I’m sure you’ve heard the question, “Would you rather be right or would you rather be happy?”
Most of us would say happy, but I have met people who fight to be right, no matter what.
Years ago, my friend and I were laughing about our long-standing desires.
Her statement was, “I’d get everyone I know together. Heck, a whole stadium. They’d stand up in unison and chant, ‘You’re right.’ ”
My counter to that was my crowd would, on the count of three, say, “I’m sorry.”
Funny how much that reveals about our mindset. In a few words, we summed up all our angst. I am happy to report; we have matured. Still, I chuckle when I remember the exchange. We nailed it.
While mine was from a place of victimhood. (Many people had hurt me.) Hers was from a place of empowerment. (Many people were wrong.) Both hurt our chances of happiness.
Today I am prompted to ask you a few questions.
Do we push our agenda on others and cling to our need to be right?
How often do we argue about our positions; many of which are porous, at best. Only to discover how our ideas change from situation to situation?
Let’s consider how many times have we berated others only to recognize we’ve done something similar.
What example does this give to the children in our lives?
Do we press our children to be right?

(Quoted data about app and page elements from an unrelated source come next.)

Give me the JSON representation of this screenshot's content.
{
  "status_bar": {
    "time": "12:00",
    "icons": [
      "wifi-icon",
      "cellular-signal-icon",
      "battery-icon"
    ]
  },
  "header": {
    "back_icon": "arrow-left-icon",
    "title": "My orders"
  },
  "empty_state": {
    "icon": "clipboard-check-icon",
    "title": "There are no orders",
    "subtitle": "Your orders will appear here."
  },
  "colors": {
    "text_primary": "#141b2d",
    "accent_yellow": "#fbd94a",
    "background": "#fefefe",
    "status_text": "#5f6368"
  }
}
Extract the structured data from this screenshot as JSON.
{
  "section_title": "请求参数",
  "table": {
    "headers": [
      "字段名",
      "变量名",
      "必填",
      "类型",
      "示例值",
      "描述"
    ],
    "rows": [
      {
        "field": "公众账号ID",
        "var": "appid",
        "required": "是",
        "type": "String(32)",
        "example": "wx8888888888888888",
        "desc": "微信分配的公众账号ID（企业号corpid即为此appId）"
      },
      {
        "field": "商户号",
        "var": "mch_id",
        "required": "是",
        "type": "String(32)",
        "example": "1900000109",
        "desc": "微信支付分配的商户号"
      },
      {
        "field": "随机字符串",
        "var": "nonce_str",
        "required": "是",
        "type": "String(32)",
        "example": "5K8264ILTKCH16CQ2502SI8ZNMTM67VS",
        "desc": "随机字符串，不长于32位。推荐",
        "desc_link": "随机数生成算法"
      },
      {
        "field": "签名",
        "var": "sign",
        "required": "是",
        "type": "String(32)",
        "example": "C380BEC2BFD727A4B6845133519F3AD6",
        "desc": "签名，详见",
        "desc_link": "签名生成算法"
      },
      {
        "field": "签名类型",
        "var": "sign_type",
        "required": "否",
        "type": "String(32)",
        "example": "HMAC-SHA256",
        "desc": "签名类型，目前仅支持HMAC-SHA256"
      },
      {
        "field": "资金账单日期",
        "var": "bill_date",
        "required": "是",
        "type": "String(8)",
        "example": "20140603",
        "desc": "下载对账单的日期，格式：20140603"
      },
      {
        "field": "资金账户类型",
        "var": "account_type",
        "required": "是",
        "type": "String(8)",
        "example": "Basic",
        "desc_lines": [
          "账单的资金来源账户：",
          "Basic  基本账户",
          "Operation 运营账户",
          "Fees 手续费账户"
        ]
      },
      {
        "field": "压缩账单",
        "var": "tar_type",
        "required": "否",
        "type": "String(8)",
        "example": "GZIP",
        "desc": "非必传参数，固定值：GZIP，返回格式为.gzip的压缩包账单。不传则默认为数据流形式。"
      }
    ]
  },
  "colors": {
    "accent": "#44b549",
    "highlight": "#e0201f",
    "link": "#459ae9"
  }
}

Can we help them shift this mindset?
Do we pressure them to be number 1?
Do we allow them to fail?
Do we let them experience challenges?
Do we ever say, “You may be right,” to others? Maybe, just once this week, you could forgo the impulse to be right. When you find yourself ready to press your point and/or defend yourself, see if you can find an occasion to say these words. Things can shift for the better.